by Kent Sterling
“Fool me once, shame on you. Fool me twice, shame on me.”
That’s the old saying children embrace, but adults pass on all too often in both romance and sports allegiance. Cubs fans have looked longingly toward next year for 105 years, divorced men and women cling to the belief that their ability to cast a longterm partner will improve, and Clevelanders continue to hope their city isn’t cursed.
When LeBron James left Cleveland four years ago, fans felt jilted – particularly because of the manner he chose to announce his decision. Sitting with Jim Gray is never a good idea, but listening to his thoughts about building a TV show to make an announcement better handled personally and quietly as a courtesy to his soon-to-be former employer and fan base was pure moronic folly.
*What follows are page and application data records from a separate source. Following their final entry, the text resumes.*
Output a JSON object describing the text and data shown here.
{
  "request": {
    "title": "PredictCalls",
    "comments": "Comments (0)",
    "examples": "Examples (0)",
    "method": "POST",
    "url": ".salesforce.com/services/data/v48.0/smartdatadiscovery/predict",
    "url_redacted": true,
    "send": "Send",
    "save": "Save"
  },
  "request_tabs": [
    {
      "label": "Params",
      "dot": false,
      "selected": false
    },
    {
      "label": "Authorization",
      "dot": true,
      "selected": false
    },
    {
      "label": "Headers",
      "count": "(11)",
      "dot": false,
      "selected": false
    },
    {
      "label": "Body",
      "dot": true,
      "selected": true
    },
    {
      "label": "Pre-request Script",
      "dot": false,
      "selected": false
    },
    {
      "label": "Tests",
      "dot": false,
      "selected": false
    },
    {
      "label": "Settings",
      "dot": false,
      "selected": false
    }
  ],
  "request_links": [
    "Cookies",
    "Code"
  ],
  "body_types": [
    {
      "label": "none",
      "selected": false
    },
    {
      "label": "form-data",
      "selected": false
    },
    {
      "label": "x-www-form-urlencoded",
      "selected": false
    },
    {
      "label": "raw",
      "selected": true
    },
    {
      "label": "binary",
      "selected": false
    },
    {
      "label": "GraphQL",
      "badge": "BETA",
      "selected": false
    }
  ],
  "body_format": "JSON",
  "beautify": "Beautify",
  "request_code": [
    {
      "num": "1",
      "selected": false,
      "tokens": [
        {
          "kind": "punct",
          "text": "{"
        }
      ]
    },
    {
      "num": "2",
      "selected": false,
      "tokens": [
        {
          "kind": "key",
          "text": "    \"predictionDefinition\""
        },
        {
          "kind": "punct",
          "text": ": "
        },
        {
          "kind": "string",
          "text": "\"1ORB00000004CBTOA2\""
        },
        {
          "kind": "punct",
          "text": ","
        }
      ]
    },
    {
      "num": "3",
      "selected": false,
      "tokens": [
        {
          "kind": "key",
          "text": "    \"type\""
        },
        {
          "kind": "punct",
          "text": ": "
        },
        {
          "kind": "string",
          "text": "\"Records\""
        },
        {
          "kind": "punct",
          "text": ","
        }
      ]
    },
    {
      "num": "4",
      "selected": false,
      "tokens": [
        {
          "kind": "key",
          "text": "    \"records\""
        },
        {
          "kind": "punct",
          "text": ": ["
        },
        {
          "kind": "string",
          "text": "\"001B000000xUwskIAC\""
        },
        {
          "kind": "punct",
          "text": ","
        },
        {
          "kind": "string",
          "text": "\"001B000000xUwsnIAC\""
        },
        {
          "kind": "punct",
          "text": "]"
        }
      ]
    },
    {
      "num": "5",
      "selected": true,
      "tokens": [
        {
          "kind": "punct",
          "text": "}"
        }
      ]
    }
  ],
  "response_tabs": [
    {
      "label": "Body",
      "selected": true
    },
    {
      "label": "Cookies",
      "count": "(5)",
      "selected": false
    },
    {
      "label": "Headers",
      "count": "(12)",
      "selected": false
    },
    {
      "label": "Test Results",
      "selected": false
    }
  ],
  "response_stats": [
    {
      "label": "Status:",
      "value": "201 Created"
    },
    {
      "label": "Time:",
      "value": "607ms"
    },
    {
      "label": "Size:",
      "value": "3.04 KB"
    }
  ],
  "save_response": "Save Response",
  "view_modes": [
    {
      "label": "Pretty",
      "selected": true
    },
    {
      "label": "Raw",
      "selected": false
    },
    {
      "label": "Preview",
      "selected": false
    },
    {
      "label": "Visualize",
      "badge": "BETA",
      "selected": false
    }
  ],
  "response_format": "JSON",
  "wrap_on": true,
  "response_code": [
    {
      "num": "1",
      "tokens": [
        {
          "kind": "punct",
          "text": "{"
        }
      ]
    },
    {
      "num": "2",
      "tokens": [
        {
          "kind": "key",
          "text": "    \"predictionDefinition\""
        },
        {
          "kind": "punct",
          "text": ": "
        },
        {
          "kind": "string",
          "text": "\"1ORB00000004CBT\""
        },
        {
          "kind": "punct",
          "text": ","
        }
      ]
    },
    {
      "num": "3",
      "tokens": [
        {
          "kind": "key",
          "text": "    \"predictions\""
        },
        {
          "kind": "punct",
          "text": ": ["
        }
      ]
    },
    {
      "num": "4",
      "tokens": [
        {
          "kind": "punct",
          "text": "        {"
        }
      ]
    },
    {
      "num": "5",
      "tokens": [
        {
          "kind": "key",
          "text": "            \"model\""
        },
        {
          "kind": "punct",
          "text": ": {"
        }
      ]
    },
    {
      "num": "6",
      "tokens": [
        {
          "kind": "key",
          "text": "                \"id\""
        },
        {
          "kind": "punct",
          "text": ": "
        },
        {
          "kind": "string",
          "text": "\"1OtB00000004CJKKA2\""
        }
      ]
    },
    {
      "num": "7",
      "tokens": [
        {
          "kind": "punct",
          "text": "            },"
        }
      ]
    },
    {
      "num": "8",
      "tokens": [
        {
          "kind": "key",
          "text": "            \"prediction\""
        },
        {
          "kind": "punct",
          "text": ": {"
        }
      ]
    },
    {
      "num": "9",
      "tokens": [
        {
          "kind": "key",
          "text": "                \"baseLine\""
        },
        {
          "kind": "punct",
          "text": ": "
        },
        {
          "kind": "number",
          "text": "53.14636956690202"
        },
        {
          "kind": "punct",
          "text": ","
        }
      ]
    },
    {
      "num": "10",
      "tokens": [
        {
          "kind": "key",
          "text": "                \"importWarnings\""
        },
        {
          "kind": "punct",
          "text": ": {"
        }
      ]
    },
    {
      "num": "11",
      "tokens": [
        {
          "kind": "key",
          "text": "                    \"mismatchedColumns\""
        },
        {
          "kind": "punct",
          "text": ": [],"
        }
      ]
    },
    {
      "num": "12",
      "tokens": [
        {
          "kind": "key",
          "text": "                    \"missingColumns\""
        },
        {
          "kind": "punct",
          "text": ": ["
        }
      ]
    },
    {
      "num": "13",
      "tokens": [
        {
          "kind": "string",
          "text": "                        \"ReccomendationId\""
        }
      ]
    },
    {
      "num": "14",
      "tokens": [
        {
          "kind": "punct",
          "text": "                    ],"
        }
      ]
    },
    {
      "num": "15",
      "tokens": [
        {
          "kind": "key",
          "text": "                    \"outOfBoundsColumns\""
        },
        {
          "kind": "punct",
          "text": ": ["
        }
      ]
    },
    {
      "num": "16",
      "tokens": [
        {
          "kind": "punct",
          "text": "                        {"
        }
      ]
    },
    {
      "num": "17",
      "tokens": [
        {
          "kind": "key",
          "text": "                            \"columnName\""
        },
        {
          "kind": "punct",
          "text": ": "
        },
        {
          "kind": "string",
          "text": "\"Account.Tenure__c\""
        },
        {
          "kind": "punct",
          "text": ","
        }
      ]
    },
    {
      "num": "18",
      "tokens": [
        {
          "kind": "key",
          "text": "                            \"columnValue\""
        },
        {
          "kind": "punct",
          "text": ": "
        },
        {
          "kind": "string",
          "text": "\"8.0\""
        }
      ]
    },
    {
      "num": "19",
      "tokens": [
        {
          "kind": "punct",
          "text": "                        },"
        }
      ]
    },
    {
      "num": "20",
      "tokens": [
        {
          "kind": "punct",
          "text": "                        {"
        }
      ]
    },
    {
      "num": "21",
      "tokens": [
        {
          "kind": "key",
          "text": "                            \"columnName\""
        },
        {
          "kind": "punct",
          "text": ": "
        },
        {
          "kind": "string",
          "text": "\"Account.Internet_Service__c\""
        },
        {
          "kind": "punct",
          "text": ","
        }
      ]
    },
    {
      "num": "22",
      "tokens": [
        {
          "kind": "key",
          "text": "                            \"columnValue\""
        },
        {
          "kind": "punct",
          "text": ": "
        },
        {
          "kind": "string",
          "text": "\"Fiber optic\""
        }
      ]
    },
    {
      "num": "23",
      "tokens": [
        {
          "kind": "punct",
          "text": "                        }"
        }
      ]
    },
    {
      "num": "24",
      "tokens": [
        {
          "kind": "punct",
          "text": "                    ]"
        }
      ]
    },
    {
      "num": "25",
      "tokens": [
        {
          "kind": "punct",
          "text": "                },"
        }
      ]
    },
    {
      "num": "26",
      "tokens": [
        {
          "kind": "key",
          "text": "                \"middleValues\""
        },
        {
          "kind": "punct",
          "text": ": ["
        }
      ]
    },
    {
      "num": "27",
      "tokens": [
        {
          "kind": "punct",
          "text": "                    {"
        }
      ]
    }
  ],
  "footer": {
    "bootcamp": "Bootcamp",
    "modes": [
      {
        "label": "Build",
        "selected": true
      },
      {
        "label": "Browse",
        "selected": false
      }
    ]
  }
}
Gray’s ever-present hunger for self-promotion was indulged, and James looked ridiculous. Only the looney in Cleveland (a significant proportion of the population) would have begrudged James desire to play in Miami had he embraced class over Gray’s dog and pony show on ESPN.
This time around, James has been removed from any public face or voice of this specific decision. He seems not even to be talking to his longtime personal beat guy – Brian Windhorst. Coverage of LeBron may be a circus, but James isn’t the lion tamer, and Gray is not standing in the center ring wearing a top hat.
The LeBron-James-is-coming-home hope that has been exhumed and revived by those living in the world’s largest factory of sadness has not been aided in any way by James or anyone from his camp. The Cavs have gone all-in to try to woo the icon who abandoned them, but they had no choice.
With Kyrie Irving, Andrew Wiggins, Anthony Bennett, and other spare parts, they are a long way from contending – even in the woeful Eastern Conference. With James, they can surround him with pieces including those youngsters that make them instant contenders.
Fairy dust is dancing in the heads of Clevelanders, and why shouldn’t it? Indulging in wishful thinking helps the hopeless watch today become tomorrow with a smile on their faces. Hope doesn’t make reality better, but it’s an effective distraction from the absolute certainty of the end of our physical existence – especially in Cleveland.
Today will be a more interesting Thursday in the Mistake by the Lake because of James carrying out this charade of a decision for another day. Sure, the cruel blow of the news James will return to Miami will make Friday awful, but this isn’t the first time for Cleveland natives to do-si-do at this dream-induced square dance.
James Cavalier jerseys that remain from the 2010 bonfires will burn, and the addition of the “For6iven” tee-shirts will light up the Cleveland skies.
James will likely return one day to Cleveland, and all will truly be forgiven, but it won’t be for the 2014-2015 season. His best chance for winning the 2015 NBA Finals lies in Miami, and that is why he will stay in Miami. That may change in 2016 or 2017, and at that point James’ decision will change too.
This decision is not a referendum on James’ love for a city or its fans. It’s about the chance to win another championship. The endless coverage of this bizarre melodrama that fans the flames of hope in a city where those flames have caused a river to burn isn’t on James’ head – even if he has done nothing to silence it.
Cleveland is responsible for its own anguish this time around. That city’s fans should have known better all along.